38. Podbielski, A., M. Woischnik, B. Pohl, and K. H. Schmidt. 1996. What is the size of the group A streptococcal vir regulon? The Mga regulator affects expression of secreted and surface virulence factors. Med. Microbiol. Immunol. 185:171-181. [PubMed]
39. Proft, T., P. D. Webb, V. Handley, and J. D. Fraser. 2003. Two novel superantigens found in both group A and group C Streptococcus. Infect. Immun. 71:1361-1369. [PMC free article] [PubMed]
40. Proft, T., S. L. Moffatt, C. J. Berkahn, and J. D. Frase. 1997. Identification and characterization of novel superantigens from Streptococcus pyogenes. J. Exp. Med. 189:89-102. [PMC free article] [PubMed]
41. Sambrook, J., E. F. Fritsch, and T. Maniatis. 1989. Molecular cloning: a laboratory manual, 2nd ed. Cold Spring Harbor Laboratory, Cold Spring Harbor, N.Y.
42. Samen, U., B. Gottschalk, B. J. Eikmann, and D. J. Reinscheid. 2004. Relevance of peptide uptake systems to the physiology and virulence of Streptococcus agalactiae. J. Bacteriol. 186:1398-1408. [PMC free article] [PubMed]
43. Tao, L., D. J. LeBlanc, and J. J. Ferretti. 1992. Novel streptococcal-integration shuttle vectors for gene cloning and inactivation. Gene 120:105-110. [PubMed]
44. Thomas, H. E., D. D. Sledjeski, and M. D. P. Boyle. 2001. Mouse skin passage of a Streptococcus pyogenes Tn917 mutant of sagA/pel restores virulence, beta-hemolysis and sagA/pel expression without altering the position or sequence of the transposon. BMC Microbiol. 1:33-42. [PMC free article] [PubMed]
45. Tsai, P. J., C. F. Kuo, K. Y. Lin, Y. S. Lin, H. Y. Lei, F. F. Chen, J. R. Wang, and J. J. Wu. 1998. Effect of group A streptococcal cysteine protease on invasion of epithelial cells. Infect. Immun. 66:1460-1466. [PMC free article] [PubMed]
46. Yu, C. E., and J. J. Ferretti. 1989. Molecular epidemiological analysis of the type A streptococcal toxin (erythrogenic toxin) gene (speA) in clinical Streptococcus pyogenes strains. Infect. Immun. 57:3715-3719. [PMC free article] [PubMed]

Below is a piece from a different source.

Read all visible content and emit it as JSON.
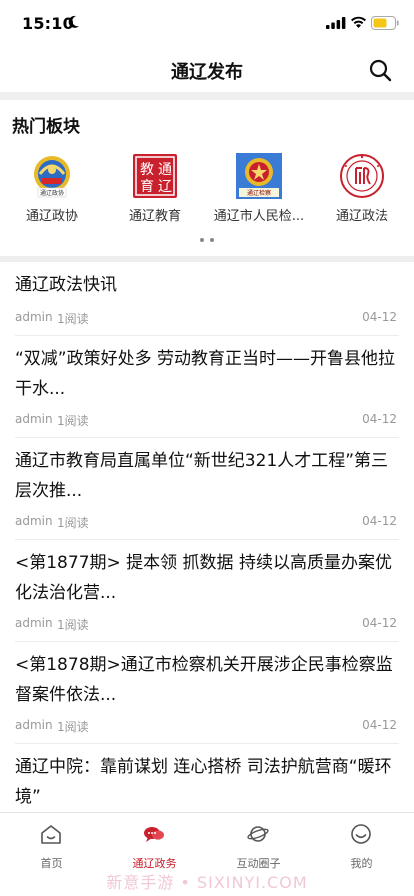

Articles from Infection and Immunity are provided here courtesy of American Society for Microbiology (ASM)
PubReader format: click here to try

Formats:

Related citations in PubMed

See reviews...See all...

Cited by other articles in PMC

See all...

Links

Recent Activity

Your browsing activity is empty.

Activity recording is turned off.

Turn recording back on

See more...